Upgrading Ubuntu 6.06 LTS to 8.04 LTS

Today I upgraded from Ubuntu 6.06 to 8.04. The process was fairly painless thanks to a guide I found floating around on the Internet by Ronald Bruintjes. Thanks!

I thought about posting it here, but that wouldn’t be fair to the author. So, please visit his site for more information.

However, be prepared to answer some questions regarding different configuration files. More specifically if you want to keep the original, or overwrite with a new one. I myself have edited a quite a few configuration files over the last year, so I had to do a manual screening before I decided what to do.

Filesystem mounted as read-only during boot

Today I had a case where a server mounted the root filesystem as read-only during boot. To make a short story shorter, check /dev/null.

After doing some searching in the logs I found a few lines complaining about /dev/null also being read-only filesystem. So I checked the permission with ls -al /dev/null, and it turned out this had been changed into a regular file rather then the special file it’s supposed to be.

The fix is easy. Delete the file called /dev/null and re-create the special device with the command mknod -m 666 /dev/null c 1 3.

You can also read about how to create this special file by reading the man-pages. Command: man 4 null.

NimBUS and Regular Expressions

I recently had to configure NimBUS to send alarm upon detecting a specific log entry in /var/log/messages on a Linux system. Because this alarm was supposed to be sent by SMS , I didn’t want it to send more than one message. But since our log file has a timestamp, each entry were we found a match would be handled as a unique alarm, thus sending one message for each log entry where the mach was found.

If the string we were looking for first would appear, it would most likely show up somewhere between 5 to 50 times within an hour.It’s hard to guess, really. But we are looking for a problem that won’t solve itself, and the program checking for this problem will continue to write to the log file upon each encounter with the problem.

The way to solve this kind of problem, where we want to ignore the timestamp, is to understand how NimBUS handle incoming alarms. If it receives the same message two or more times, it would just upper the count, instead of creating a new entry in the alarm window.

Lets say our log file looks like this:

Mar 14 14:55:35 ErrorCheck: Oh noes, error detected in A51
Mar 14 14:57:32 ErrorCheck: Oh noes, error detected in A51

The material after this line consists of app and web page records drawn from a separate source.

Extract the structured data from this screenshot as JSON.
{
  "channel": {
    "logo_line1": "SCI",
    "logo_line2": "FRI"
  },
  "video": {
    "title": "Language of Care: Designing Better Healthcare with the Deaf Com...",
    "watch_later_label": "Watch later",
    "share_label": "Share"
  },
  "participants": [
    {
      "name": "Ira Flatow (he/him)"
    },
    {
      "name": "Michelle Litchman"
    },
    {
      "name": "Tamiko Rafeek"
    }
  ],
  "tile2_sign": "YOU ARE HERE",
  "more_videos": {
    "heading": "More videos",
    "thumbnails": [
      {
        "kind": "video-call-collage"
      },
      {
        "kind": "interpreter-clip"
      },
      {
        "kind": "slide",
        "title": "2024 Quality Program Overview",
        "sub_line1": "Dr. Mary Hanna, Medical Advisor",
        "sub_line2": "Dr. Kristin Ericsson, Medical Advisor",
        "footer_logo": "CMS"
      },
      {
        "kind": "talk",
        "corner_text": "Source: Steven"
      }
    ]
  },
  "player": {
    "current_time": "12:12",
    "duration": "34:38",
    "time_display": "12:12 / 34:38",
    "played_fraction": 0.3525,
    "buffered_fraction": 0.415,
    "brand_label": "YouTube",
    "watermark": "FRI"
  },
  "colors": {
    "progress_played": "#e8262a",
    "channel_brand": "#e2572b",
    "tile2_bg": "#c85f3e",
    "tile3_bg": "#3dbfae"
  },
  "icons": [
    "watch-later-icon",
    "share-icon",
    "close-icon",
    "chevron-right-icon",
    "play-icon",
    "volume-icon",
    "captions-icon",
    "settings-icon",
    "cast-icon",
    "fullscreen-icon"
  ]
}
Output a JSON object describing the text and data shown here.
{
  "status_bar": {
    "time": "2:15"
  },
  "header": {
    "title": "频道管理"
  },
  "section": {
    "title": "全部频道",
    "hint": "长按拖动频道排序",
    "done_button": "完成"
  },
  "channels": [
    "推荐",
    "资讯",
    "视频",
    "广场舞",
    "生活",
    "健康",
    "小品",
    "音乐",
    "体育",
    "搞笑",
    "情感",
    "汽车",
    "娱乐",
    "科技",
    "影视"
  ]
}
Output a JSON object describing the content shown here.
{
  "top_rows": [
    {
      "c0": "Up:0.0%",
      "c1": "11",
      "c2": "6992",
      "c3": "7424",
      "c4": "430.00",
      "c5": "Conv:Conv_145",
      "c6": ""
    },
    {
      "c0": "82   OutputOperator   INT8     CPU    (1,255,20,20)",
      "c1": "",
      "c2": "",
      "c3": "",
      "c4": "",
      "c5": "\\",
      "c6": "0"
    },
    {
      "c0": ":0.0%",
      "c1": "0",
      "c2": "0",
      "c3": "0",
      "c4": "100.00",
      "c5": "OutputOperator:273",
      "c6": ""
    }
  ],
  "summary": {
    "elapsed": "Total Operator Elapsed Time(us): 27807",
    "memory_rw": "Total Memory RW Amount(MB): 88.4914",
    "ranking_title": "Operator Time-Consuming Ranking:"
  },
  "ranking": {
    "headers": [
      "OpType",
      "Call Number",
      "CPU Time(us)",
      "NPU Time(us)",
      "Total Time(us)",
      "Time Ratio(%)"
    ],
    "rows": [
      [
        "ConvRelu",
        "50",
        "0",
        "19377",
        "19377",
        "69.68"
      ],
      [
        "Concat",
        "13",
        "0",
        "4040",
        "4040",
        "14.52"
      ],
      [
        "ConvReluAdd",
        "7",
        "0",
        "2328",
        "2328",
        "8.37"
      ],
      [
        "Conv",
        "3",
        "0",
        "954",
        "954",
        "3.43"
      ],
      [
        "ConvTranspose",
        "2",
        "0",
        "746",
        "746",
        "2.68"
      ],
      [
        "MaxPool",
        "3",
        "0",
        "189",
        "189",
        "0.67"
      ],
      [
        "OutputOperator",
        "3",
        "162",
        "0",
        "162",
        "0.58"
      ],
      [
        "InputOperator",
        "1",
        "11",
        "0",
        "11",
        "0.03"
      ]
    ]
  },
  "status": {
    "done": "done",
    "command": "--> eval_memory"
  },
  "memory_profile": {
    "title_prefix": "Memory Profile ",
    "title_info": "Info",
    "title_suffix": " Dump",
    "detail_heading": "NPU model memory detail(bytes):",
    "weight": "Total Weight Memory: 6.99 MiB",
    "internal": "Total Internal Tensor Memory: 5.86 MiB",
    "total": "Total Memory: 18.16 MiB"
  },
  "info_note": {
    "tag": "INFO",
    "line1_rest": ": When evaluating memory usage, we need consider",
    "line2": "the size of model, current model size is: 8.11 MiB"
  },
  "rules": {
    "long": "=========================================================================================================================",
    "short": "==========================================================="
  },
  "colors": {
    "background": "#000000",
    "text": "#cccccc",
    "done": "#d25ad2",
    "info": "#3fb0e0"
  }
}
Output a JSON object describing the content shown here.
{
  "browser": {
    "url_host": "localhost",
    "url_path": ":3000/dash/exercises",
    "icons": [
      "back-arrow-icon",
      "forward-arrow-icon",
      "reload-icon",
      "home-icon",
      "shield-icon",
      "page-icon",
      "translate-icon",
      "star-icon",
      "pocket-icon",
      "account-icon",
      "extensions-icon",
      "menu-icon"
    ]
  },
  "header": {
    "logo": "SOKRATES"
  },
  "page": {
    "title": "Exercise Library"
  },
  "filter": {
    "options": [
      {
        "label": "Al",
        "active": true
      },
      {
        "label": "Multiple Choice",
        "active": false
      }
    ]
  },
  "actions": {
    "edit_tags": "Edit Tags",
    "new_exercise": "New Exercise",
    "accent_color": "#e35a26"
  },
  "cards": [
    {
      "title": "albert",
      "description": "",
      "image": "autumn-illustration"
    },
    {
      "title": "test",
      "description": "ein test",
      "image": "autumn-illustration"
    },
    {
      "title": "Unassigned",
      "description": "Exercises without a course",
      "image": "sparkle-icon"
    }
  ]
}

We only want to get one alarm, but with a count of two (actually one), not two alarms which is identical except for the timestamp. First, set up logmon to detect the correct line in the log file using regular expressions. The logmon probe supports both pattern recognition and regular expressions, so make sure to use the right one. Regex starts and end with a forward slash, otherwise it assumes pattern is used.

In this case we can use the following simple regex:

/.*ErrorCheck.*/

Of course my regex where more advanced since I had to detect other parameters as well, since the output of our program also had to be checked.

Now, with this regex in place, we are at the point where every entry will be treated uniquely. But logmon also give you the possibility to construct your own message, and to define variables. And that is what we have to do.

We can construct variables both by row or column number. Since this is a single line, we will use the column offset. So, let us create the variables:

prog = column number 4
error = column number 10

This is only a simplified view. The logmon probe has a user interface for this. Right click, add new variable (or something like that).

When this is done, add your own message text in the field saying so:

$prog: Error detected in $error

When this is set as the outbound message, NimBUS will count it instead of creating a new entry in the alarm view each time, since the message now is identical. If the error code changes, a new alarm will be sent.

Short version:

Create your own output message when using NimBUS logmon probe on a log file which has a timestamp.

(This short version was a lot better and could have saved me some time)